|In The Desert
and i wanna sleep with you in the desert tonight with a billion stars all around
Viggo takes Peter out to dinner and ends up blowing him in the front seat of his car afterwards. Peter hadn't even paid for dinner; Viggo is not sure how it happened this way, bent over in the front seat of his car. He paid for dinner; isn't it customary for the one who paid to receive the sexual favors?
He does not bother to think on this for long; there are other things to tend to.
Giving blowjobs is not an unfamiliar practice for Viggo, though, and he is also not unfamiliar with taking advantage of time and place, wherever they might be, even if the place is the front seat of his car. Or bent over the trunk. Orlando was fond of being bent of the boot of Viggo's car. When that thought, unbidden, floats to the front of Viggo's mind, he nearly chokes on Peter's cock and shoves the image of Orlando deep into his subconscious.
This is here and now, and Peter, not Orlando, makes entertaining conversation over dinner and knows how to order wine and when he comes like a shot at the back of Viggo's throat, there's no memory of Orlando that even compares.
There's a sort of sunlight native only to late October; when it's still warm enough to be outside but the light has already gone hazy and golden, like autumn. It coats the whole world in warmth, gilds every surface that it touches.
They are drinking beers on Peter's porch in the late afternoon, riding out the last of summer before Southern California gives up the ghost to autumn. The sunlight's filtering through the trees, warm on the back of Viggo's neck, catching the planes and angles of Peter's face and lighting the edges so they glow.
Peter is expounding on the virtues of an album by a man called Anders Osbourne, who Viggo has never heard of, and he looks young and old and immortal all at once, with the light on his face.
Viggo takes the half-full beer from his hands and fucks him against the stairs up to the porch, where he can see the sunlight glowing in Peter's hair. Viggo has splinters in his knees the next morning and Peter's neighbors are scandalized, but Peter just laughs, kisses him and picks the splinters from his skin.
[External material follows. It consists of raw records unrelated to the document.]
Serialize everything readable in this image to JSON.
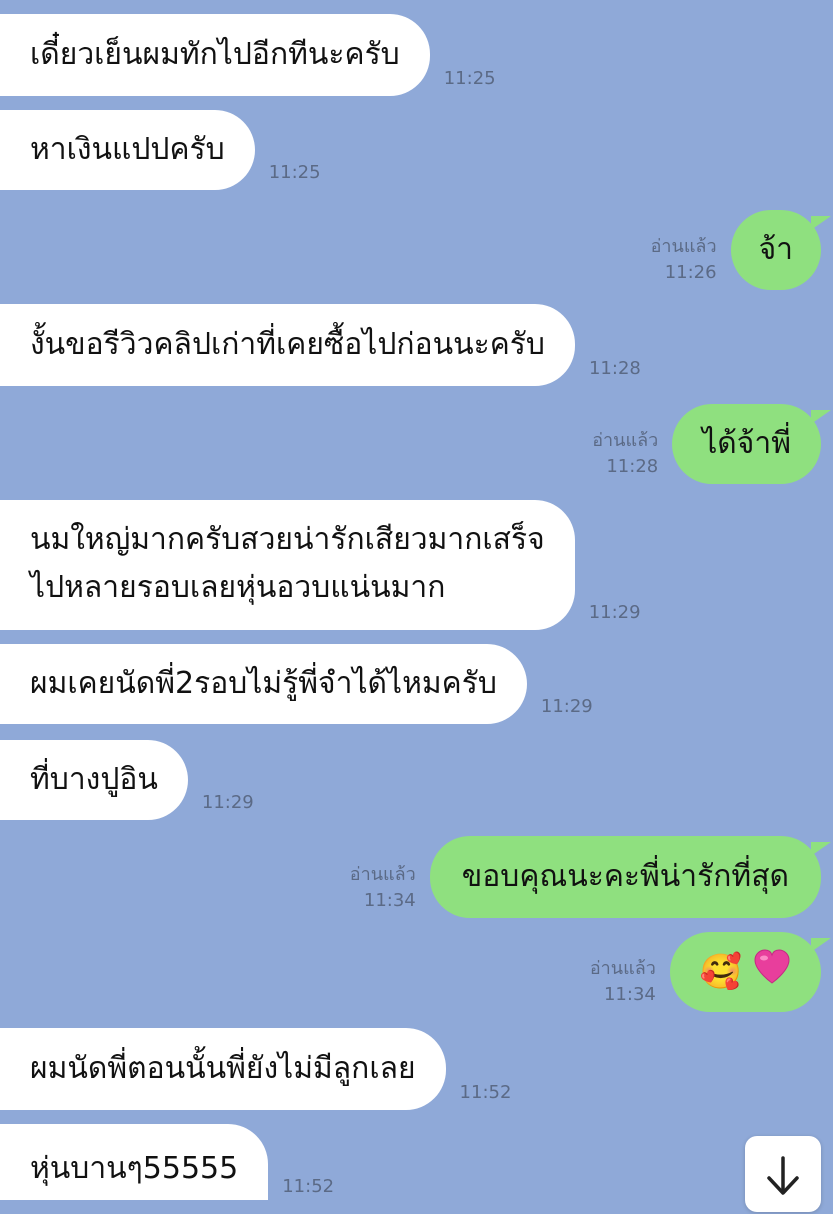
{
  "colors": {
    "background": "#8fa9d8",
    "incoming_bubble": "#ffffff",
    "outgoing_bubble": "#8fe07f",
    "meta_text": "#5b6a86"
  },
  "messages": [
    {
      "side": "in",
      "text": "เดี๋ยวเย็นผมทักไปอีกทีนะครับ",
      "time": "11:25"
    },
    {
      "side": "in",
      "text": "หาเงินแปปครับ",
      "time": "11:25"
    },
    {
      "side": "out",
      "text": "จ้า",
      "time": "11:26",
      "read": "อ่านแล้ว"
    },
    {
      "side": "in",
      "text": "งั้นขอรีวิวคลิปเก่าที่เคยซื้อไปก่อนนะครับ",
      "time": "11:28"
    },
    {
      "side": "out",
      "text": "ได้จ้าพี่",
      "time": "11:28",
      "read": "อ่านแล้ว"
    },
    {
      "side": "in",
      "text": "นมใหญ่มากครับสวยน่ารักเสียวมากเสร็จ",
      "text2": "ไปหลายรอบเลยหุ่นอวบแน่นมาก",
      "time": "11:29"
    },
    {
      "side": "in",
      "text": "ผมเคยนัดพี่2รอบไม่รู้พี่จำได้ไหมครับ",
      "time": "11:29"
    },
    {
      "side": "in",
      "text": "ที่บางปูอิน",
      "time": "11:29"
    },
    {
      "side": "out",
      "text": "ขอบคุณนะคะพี่น่ารักที่สุด",
      "time": "11:34",
      "read": "อ่านแล้ว"
    },
    {
      "side": "out",
      "text": "🥰",
      "time": "11:34",
      "read": "อ่านแล้ว",
      "emoji": true,
      "icon": "heart-icon"
    },
    {
      "side": "in",
      "text": "ผมนัดพี่ตอนนั้นพี่ยังไม่มีลูกเลย",
      "time": "11:52"
    },
    {
      "side": "in",
      "text": "หุ่นบานๆ55555",
      "time": "11:52"
    }
  ],
  "scroll_button": {
    "icon": "arrow-down-icon"
  }
}
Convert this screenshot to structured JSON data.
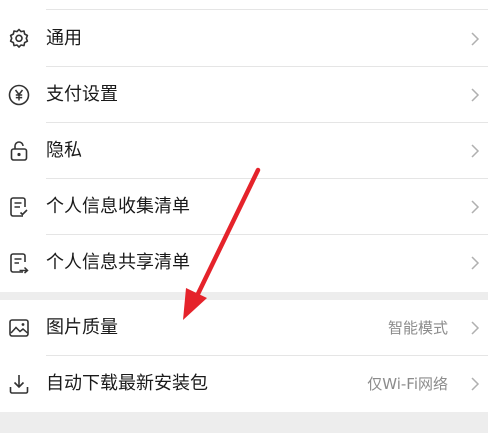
{
  "settings": {
    "items": [
      {
        "label": "通用",
        "icon": "gear-icon"
      },
      {
        "label": "支付设置",
        "icon": "yuan-icon"
      },
      {
        "label": "隐私",
        "icon": "lock-icon"
      },
      {
        "label": "个人信息收集清单",
        "icon": "checklist-icon"
      },
      {
        "label": "个人信息共享清单",
        "icon": "shared-list-icon"
      },
      {
        "label": "图片质量",
        "value": "智能模式",
        "icon": "image-icon"
      },
      {
        "label": "自动下载最新安装包",
        "value": "仅Wi-Fi网络",
        "icon": "download-icon"
      }
    ]
  },
  "colors": {
    "arrow": "#e5232b",
    "background": "#ededed",
    "row": "#ffffff",
    "text": "#1a1a1a",
    "secondary_text": "#8c8c8c",
    "icon": "#333333"
  }
}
"We should do that again in the spring," Peter tells him.
They drive Viggo's car out to the desert, out past the city where L.A. falls away and the stretch of untouched land between Los Angeles and Las Vegas begins. There's no reason for it except that they were sitting in traffic on a downtown overpass and Viggo said that he hated the crush of the city; he hated that he couldn't see the stars.
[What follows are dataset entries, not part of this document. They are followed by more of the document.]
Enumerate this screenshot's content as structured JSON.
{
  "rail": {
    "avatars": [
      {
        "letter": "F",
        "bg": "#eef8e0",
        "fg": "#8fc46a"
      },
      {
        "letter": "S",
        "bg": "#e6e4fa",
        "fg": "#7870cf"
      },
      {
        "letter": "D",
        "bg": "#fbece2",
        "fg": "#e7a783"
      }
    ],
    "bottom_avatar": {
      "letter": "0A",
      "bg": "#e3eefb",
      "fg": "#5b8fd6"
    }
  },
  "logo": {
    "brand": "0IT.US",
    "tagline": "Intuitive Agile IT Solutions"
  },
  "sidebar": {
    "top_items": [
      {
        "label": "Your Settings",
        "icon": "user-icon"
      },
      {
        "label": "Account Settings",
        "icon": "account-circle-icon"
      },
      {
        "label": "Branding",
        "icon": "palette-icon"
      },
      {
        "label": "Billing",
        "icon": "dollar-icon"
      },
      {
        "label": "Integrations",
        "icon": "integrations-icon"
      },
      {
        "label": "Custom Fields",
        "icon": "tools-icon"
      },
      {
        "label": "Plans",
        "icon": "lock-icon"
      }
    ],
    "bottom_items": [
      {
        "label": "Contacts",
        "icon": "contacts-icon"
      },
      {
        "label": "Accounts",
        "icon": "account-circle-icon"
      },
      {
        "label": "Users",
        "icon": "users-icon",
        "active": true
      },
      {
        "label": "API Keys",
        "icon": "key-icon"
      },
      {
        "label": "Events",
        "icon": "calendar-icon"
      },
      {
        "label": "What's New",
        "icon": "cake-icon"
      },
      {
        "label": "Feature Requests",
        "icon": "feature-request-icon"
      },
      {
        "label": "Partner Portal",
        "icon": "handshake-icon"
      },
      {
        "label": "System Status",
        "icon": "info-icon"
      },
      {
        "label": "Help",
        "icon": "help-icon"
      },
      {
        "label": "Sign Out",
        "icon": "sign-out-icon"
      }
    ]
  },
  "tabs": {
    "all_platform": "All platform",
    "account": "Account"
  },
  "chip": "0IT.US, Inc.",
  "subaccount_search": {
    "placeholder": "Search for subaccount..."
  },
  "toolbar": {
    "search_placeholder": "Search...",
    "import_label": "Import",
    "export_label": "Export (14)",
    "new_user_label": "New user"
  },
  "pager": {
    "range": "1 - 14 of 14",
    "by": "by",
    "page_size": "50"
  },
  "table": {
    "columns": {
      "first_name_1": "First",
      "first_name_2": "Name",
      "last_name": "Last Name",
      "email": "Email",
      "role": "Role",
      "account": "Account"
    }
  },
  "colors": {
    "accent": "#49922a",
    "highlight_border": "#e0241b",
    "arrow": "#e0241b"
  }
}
Peter said, "What's so great about the stars, then?"
Viggo yanked the car out of traffic and off the highway at the next ramp, and through back roads and twisting, rising hills until the city had faded behind them and the land stretched unbroken to the bottom of the sky. They leaned against the car, savoring the shade as the sun fell, and when the first stars broke through the canopy of rapidly darkening sky, Viggo pointed up. Peter's head tilts back and to the side, resting against Viggo's shoulder, and the flash of a shooting star tears through the stars.
As the pinpoints of light brighten, Viggo sinks to the ground with Peter, and over Peter's shoulder in the corner of his eye, another star blazes across the night sky and Viggo makes a wish.
It isn't comfortable, like when Dom hangs around Viggo's living room for hours, just being there, being quiet. It isn't charged and passionate, like with Orlando, the constant risk of fucking where they would be caught, the inability to stop touching each other.
Peter won't leave Viggo to his own devices and his solitary nature, but he won't burn him up from the inside, either.
Viggo is very much interested in balance; balance in his life, in his relationships, in the way the paring knife he left on the counter when Peter rang the doorbell is still clinging to the surface, perfectly steady where it lies, when he returns to the kitchen after answering the door.
They can shag 'til the cows come home but it's the fact that they've seen the sunrise more than once, talking straight through the night, that makes him think this will work.
The knife, balanced carefully beside a half-sliced chicken breast, is what he's looking for – a sharp edge when he needs it, a dull edge he can cling to.
A sense of balance amidst the chaos of the world. Peter across the table when he picks up the knife.
He doesn't need anything else.